An estimated 9,500 people are diagnosed with skin cancer every day.
The damage does not happen overnight, but over a period of time.
"You have an increased probability of getting melanoma as an adult if you've had multiple severe sunburns in childhood," says Dr. Kim Drew, board certified dermatologist with Lafayette Dermatology.
According to Dr. Drew, one in five people will get skin cancer.
"I've seen 20 year olds with basal cells on their forehead because they played softball as a teenager," she says. "Or they did a tanning bed as a teenager. You can't do that."
Dr. Drew says that while you cannot reverse the damage, it is never too late to start caring for your skin. She adds that knowledge is power.
"I think the public and patients are afraid of getting skin cancer," says Dr. Drew. "So they're doing it. They're doing it (putting on sunscreen) to their children and they're wearing it every hour and half hour. They're wearing shirts with long sleeves and wearing a wide-brimmed hats to protect the ears and the back of the neck."
While it does seem like more people are protecting themselves from the sun's rays, skin cancer still happens.
"Often times, when people get a lesion, they say, 'Oh, it's just skin cancer.' The problem is that it may be melanoma," says Dr. Windy Dean-Colomb, oncologist with Our Lady of Lourdes. "That's where that A, B, D, E'S mnemonic comes into play. Those are things that we look at that may indicate that you have melanoma."
Dr. Dean-Colomb says that diagnosing melanoma is important because it is responsible for 80 percent of skin cancer deaths.
"Early detection is key to survival," she says.

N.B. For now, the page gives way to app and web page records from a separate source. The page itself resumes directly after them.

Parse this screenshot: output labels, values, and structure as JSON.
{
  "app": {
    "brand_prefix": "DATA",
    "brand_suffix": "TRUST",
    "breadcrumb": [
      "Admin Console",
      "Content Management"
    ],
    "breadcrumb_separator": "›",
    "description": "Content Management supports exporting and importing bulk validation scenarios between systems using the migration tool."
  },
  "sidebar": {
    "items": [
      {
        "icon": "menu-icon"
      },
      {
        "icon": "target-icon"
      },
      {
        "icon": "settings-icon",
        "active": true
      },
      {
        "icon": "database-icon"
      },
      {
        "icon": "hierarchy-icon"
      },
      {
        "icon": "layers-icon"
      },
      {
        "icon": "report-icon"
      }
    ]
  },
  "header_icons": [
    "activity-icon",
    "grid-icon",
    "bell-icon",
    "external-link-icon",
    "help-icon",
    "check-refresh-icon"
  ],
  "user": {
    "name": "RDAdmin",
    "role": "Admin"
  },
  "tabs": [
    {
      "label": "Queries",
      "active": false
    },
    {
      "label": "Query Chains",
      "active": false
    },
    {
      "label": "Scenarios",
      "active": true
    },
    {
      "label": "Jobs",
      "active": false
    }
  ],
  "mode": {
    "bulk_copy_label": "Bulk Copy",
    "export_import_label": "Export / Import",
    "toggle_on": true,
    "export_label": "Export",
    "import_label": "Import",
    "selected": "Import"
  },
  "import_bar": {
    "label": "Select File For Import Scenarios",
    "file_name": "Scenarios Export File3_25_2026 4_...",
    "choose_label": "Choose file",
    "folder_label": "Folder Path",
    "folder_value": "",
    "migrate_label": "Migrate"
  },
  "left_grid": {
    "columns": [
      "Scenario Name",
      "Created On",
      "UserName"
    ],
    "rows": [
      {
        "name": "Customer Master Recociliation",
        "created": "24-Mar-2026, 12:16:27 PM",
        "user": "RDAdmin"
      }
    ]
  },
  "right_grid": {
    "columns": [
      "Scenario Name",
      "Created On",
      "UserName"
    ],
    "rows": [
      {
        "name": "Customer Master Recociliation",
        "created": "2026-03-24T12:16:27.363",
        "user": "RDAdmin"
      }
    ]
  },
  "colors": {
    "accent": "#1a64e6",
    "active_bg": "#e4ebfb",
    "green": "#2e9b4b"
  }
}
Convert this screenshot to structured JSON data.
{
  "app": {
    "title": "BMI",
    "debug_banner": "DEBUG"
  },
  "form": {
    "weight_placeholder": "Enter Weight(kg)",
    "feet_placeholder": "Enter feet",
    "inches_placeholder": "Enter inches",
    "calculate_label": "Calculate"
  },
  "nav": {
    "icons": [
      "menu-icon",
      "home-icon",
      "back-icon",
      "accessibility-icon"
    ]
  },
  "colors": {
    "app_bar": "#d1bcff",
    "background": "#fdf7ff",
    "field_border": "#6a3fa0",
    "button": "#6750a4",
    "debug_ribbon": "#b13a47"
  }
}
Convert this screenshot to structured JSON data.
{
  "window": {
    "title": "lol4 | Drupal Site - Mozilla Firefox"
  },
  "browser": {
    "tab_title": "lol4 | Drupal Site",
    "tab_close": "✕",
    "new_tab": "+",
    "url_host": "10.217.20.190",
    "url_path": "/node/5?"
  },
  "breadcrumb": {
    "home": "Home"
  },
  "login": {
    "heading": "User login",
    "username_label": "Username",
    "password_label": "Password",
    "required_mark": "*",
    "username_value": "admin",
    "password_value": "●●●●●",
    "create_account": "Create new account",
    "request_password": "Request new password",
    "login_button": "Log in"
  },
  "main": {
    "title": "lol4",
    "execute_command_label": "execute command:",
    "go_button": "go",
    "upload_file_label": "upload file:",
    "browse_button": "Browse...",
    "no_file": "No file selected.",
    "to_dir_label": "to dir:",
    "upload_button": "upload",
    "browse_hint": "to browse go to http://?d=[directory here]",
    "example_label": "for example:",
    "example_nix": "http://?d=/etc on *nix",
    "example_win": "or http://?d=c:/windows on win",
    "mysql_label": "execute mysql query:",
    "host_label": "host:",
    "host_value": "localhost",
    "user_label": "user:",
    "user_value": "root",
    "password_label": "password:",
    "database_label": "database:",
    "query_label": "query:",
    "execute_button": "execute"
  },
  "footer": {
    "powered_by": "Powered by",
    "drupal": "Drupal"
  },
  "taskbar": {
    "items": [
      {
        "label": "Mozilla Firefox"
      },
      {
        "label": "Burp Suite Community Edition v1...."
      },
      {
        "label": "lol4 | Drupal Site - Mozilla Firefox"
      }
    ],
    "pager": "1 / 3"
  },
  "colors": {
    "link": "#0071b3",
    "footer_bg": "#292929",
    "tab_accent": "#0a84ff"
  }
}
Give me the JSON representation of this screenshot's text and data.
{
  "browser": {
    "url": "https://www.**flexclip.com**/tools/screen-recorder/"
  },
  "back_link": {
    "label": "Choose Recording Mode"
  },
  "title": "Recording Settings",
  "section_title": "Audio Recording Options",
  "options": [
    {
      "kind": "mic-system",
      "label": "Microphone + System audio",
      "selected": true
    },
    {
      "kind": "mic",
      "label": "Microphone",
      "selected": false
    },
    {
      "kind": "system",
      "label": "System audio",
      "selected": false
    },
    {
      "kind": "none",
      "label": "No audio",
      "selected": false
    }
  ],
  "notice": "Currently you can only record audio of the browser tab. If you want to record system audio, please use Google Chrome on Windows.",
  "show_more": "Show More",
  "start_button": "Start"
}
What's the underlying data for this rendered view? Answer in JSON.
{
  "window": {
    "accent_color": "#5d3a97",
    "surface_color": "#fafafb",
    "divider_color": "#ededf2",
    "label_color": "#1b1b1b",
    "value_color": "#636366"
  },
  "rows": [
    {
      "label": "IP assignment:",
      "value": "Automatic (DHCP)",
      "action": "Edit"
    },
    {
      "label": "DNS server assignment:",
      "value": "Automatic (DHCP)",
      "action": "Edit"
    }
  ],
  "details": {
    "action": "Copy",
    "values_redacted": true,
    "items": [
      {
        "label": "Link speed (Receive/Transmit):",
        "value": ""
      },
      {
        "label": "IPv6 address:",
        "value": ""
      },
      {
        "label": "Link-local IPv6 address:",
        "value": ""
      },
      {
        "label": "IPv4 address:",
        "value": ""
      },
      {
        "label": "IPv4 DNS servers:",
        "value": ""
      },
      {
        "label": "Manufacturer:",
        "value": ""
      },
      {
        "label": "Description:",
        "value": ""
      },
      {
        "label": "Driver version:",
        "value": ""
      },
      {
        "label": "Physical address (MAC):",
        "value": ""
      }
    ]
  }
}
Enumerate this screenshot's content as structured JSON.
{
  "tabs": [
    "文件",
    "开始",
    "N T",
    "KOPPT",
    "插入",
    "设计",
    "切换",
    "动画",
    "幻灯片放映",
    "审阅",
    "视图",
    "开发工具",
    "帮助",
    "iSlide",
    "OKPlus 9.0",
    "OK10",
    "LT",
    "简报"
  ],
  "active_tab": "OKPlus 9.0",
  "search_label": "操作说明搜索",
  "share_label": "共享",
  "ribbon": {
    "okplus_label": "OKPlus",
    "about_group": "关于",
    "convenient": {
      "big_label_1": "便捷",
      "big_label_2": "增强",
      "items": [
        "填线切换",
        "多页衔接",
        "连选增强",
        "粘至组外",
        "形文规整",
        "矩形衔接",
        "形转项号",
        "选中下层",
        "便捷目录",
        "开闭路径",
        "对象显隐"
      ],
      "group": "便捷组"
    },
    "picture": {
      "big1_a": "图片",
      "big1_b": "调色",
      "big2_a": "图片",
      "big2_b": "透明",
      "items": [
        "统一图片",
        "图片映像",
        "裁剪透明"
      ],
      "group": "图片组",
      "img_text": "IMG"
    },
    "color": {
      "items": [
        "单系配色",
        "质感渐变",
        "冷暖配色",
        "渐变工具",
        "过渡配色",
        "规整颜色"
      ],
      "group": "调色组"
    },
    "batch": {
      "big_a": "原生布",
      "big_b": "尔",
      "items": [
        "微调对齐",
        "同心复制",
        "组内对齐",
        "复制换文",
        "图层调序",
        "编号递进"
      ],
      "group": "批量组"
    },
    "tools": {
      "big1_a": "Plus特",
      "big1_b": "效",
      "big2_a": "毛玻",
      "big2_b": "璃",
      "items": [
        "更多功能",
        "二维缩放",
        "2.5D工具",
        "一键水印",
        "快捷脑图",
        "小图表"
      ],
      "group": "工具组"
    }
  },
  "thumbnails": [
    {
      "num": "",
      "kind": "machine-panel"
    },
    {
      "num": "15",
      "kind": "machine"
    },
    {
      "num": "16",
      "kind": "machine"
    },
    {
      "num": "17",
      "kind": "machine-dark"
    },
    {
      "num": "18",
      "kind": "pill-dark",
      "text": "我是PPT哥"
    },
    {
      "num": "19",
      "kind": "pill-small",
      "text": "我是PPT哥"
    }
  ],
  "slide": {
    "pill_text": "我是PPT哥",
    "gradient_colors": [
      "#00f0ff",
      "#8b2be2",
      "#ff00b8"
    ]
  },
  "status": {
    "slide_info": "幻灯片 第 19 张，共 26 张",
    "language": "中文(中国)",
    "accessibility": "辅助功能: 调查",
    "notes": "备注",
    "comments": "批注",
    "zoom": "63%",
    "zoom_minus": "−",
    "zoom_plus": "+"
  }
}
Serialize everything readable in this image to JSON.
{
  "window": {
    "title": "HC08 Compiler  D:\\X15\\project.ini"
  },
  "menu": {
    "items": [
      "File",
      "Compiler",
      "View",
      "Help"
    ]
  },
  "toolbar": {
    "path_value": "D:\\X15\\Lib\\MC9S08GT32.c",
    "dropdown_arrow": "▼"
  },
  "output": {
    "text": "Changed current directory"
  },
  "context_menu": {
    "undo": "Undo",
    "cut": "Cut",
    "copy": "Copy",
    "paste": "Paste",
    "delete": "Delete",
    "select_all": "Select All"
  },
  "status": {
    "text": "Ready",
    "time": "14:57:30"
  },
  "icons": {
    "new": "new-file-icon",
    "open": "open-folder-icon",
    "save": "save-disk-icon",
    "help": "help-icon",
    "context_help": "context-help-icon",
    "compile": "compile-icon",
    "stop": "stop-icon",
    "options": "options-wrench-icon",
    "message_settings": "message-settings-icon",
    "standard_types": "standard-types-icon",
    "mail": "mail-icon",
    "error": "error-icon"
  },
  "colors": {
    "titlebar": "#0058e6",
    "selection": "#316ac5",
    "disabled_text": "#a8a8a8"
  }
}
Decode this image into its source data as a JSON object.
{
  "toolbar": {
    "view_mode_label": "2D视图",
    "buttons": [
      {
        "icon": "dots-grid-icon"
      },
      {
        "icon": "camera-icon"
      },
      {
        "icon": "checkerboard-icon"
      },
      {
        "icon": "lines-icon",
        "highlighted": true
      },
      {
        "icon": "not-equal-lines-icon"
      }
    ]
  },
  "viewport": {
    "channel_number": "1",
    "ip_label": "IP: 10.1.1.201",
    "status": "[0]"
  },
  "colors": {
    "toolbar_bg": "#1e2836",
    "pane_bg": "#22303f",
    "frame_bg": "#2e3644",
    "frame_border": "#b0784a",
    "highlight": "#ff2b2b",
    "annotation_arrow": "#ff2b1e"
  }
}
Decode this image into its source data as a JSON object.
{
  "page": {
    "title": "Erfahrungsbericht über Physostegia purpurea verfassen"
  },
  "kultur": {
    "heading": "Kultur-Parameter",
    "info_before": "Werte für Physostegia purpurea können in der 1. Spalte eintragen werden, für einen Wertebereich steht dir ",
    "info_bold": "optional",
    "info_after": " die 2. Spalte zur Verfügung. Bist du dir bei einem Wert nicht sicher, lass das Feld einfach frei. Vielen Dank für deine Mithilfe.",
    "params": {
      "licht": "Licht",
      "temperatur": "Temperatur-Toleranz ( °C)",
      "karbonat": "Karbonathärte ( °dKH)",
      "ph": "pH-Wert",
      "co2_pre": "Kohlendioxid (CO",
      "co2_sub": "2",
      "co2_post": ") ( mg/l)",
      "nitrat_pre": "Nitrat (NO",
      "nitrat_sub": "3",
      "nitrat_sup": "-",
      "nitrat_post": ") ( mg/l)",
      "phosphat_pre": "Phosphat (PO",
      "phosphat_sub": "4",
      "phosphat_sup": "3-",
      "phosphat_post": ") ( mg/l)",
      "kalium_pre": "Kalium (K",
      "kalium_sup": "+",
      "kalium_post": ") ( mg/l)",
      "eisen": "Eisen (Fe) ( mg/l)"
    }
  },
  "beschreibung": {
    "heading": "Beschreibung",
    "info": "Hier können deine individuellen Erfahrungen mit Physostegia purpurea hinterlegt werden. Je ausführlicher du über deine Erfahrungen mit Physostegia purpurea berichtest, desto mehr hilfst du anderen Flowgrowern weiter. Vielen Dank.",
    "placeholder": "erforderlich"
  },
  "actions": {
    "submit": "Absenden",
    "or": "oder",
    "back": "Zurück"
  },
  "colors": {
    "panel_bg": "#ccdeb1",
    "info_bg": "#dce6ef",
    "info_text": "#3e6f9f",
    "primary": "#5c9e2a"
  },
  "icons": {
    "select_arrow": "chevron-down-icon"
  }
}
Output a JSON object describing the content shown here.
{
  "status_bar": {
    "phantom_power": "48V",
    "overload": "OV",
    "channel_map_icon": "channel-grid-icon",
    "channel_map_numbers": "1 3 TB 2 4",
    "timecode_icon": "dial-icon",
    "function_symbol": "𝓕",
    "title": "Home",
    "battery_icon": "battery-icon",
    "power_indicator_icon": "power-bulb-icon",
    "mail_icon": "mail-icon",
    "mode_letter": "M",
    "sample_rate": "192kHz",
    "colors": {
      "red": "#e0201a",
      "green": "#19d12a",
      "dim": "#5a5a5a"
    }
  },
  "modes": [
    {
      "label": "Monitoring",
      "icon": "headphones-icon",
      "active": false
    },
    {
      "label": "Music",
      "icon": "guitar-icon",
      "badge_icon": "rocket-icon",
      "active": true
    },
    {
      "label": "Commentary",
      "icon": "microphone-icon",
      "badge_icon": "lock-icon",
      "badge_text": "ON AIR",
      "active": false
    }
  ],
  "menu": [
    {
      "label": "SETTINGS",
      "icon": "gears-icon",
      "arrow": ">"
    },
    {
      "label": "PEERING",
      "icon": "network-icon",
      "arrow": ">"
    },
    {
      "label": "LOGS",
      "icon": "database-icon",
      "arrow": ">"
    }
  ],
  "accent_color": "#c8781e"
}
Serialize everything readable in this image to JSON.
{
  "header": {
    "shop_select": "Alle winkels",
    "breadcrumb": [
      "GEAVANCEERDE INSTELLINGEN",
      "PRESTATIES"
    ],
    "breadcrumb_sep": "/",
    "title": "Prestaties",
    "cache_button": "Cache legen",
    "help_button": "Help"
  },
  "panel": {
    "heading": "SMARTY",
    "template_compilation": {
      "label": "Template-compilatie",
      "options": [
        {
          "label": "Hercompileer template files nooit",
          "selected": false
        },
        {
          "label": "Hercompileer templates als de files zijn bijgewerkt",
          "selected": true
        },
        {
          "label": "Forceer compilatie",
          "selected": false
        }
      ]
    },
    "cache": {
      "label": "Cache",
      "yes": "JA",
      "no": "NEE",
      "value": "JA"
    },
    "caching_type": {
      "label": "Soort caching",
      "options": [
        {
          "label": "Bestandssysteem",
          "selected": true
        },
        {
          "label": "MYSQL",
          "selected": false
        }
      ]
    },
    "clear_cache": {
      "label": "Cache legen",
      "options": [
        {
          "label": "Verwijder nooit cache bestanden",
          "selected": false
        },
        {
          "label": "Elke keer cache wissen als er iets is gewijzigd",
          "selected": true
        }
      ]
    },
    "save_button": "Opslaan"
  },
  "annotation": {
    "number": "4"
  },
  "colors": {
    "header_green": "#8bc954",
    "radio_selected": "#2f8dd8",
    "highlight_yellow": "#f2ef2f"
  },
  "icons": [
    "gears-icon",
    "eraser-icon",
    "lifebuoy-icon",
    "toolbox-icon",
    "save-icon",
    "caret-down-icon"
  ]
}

Whether your kids are heading to the playground or you are heading out to run errands, sun protection is key no matter how little time you may be spending in the sun.